[Collected data]
-.-.-

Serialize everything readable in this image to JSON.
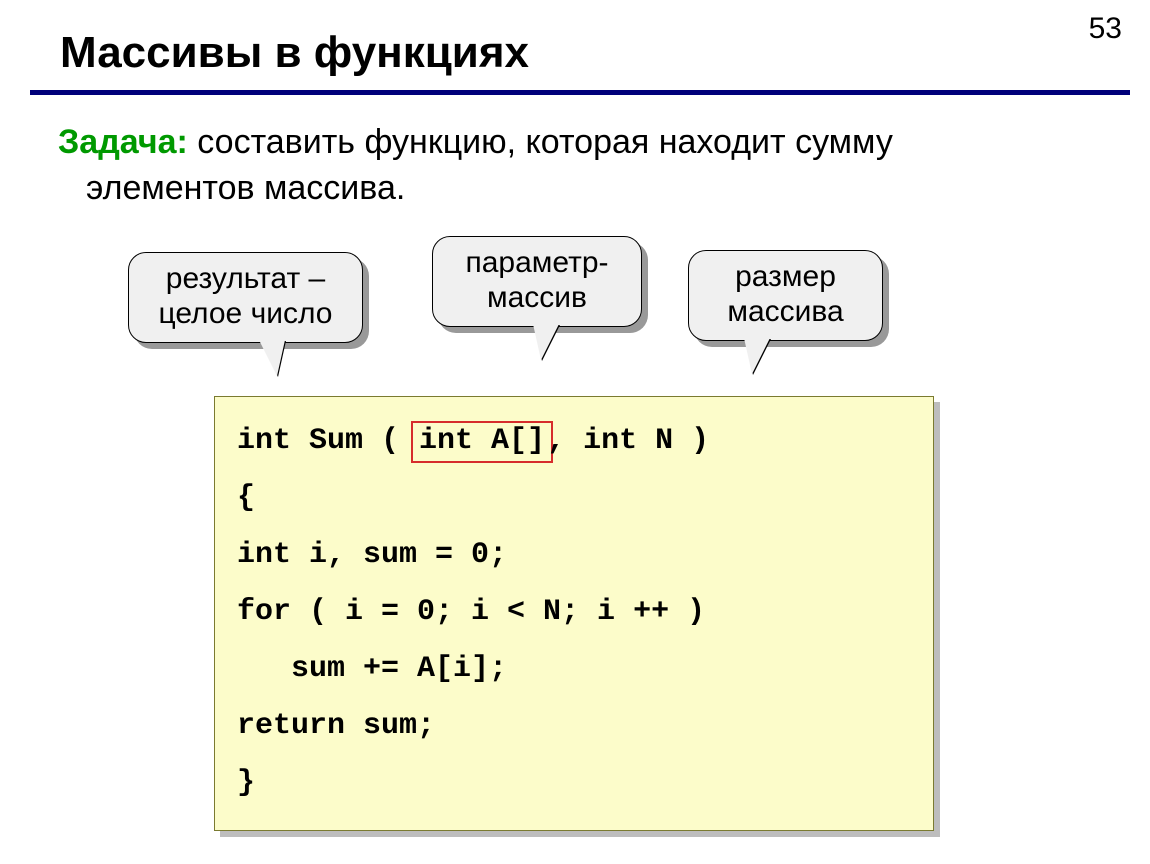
{
  "page_number": "53",
  "title": "Массивы в функциях",
  "task": {
    "label": "Задача:",
    "text_part1": " составить функцию, которая находит сумму",
    "text_part2": "элементов массива."
  },
  "callouts": {
    "result": {
      "line1": "результат –",
      "line2": "целое число"
    },
    "param": {
      "line1": "параметр-",
      "line2": "массив"
    },
    "size": {
      "line1": "размер",
      "line2": "массива"
    }
  },
  "code": {
    "l1a": "int Sum ( ",
    "l1_hl": "int A[]",
    "l1b": ", int N )",
    "l2": "{",
    "l3": "int i, sum = 0;",
    "l4": "for ( i = 0; i < N; i ++ )",
    "l5": "   sum += A[i];",
    "l6": "return sum;",
    "l7": "}"
  }
}
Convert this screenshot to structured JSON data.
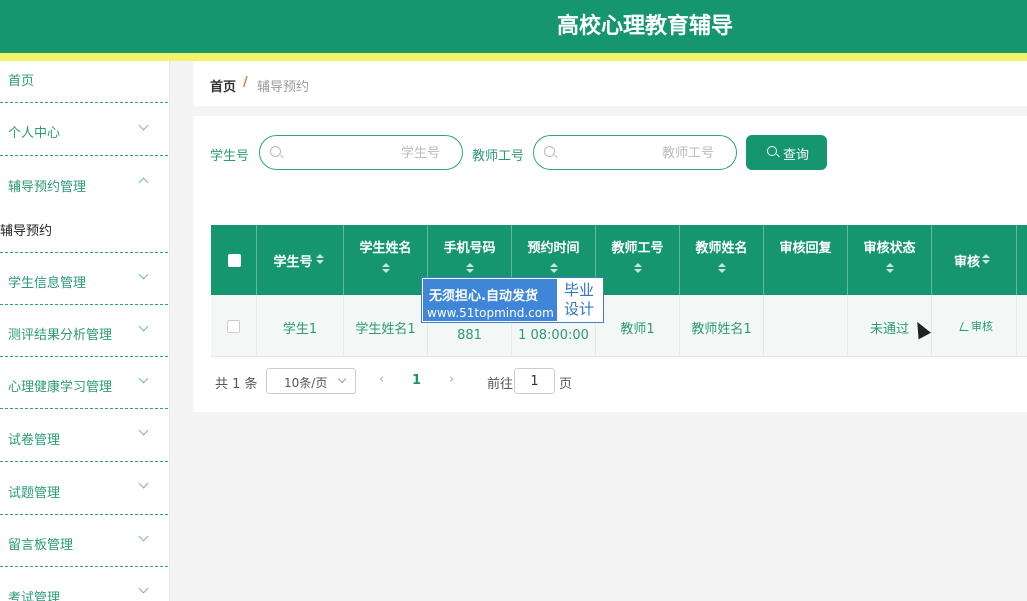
{
  "app": {
    "title": "高校心理教育辅导"
  },
  "colors": {
    "primary": "#15966f",
    "accent_stripe": "#f3f36a",
    "watermark_blue": "#3f86d8",
    "breadcrumb_sep": "#e0762c"
  },
  "sidebar": {
    "items": [
      {
        "label": "首页",
        "icon": "none"
      },
      {
        "label": "个人中心",
        "icon": "chevron-down-icon"
      },
      {
        "label": "辅导预约管理",
        "icon": "chevron-up-icon"
      },
      {
        "label": "学生信息管理",
        "icon": "chevron-down-icon"
      },
      {
        "label": "测评结果分析管理",
        "icon": "chevron-down-icon"
      },
      {
        "label": "心理健康学习管理",
        "icon": "chevron-down-icon"
      },
      {
        "label": "试卷管理",
        "icon": "chevron-down-icon"
      },
      {
        "label": "试题管理",
        "icon": "chevron-down-icon"
      },
      {
        "label": "留言板管理",
        "icon": "chevron-down-icon"
      },
      {
        "label": "考试管理",
        "icon": "chevron-down-icon"
      }
    ],
    "subitem": "辅导预约"
  },
  "breadcrumb": {
    "home": "首页",
    "separator": "/",
    "current": "辅导预约"
  },
  "search": {
    "student_label": "学生号",
    "student_placeholder": "学生号",
    "student_value": "",
    "teacher_label": "教师工号",
    "teacher_placeholder": "教师工号",
    "teacher_value": "",
    "query_label": "查询"
  },
  "table": {
    "headers": [
      "学生号",
      "学生姓名",
      "手机号码",
      "预约时间",
      "教师工号",
      "教师姓名",
      "审核回复",
      "审核状态",
      "审核"
    ],
    "rows": [
      {
        "student_no": "学生1",
        "student_name": "学生姓名1",
        "phone": "881",
        "time": "1 08:00:00",
        "teacher_no": "教师1",
        "teacher_name": "教师姓名1",
        "reply": "",
        "status": "未通过",
        "action": "审核"
      }
    ]
  },
  "pagination": {
    "total_text": "共 1 条",
    "page_size": "10条/页",
    "prev_icon": "‹",
    "current_page": "1",
    "next_icon": "›",
    "goto_label": "前往",
    "goto_value": "1",
    "page_word": "页"
  },
  "watermark": {
    "line1": "无须担心.自动发货",
    "line2": "www.51topmind.com",
    "side": "毕业设计"
  }
}
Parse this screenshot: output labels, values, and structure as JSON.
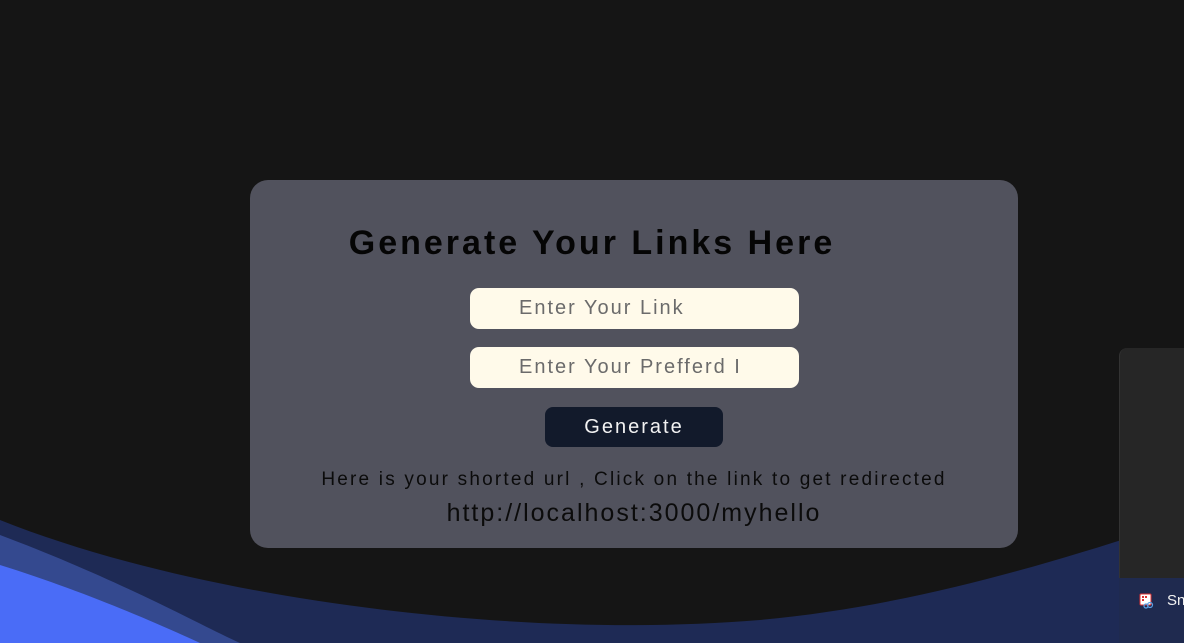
{
  "form": {
    "title": "Generate Your Links Here",
    "link_placeholder": "Enter Your Link",
    "alias_placeholder": "Enter Your Prefferd I",
    "generate_label": "Generate"
  },
  "result": {
    "message": "Here is your shorted url , Click on the link to get redirected",
    "short_url": "http://localhost:3000/myhello"
  },
  "taskbar": {
    "item_label": "Sn",
    "item_icon": "snipping-tool-icon"
  },
  "colors": {
    "background": "#151515",
    "card": "#51525d",
    "input": "#fffaea",
    "button": "#121a2b",
    "wave_primary": "#4a6cf7",
    "wave_secondary": "#2a3a7a"
  }
}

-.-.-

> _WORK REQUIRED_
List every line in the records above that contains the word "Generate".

> _TASK SOLUTION_
    "title": "Generate Your Links Here",
    "generate_label": "Generate"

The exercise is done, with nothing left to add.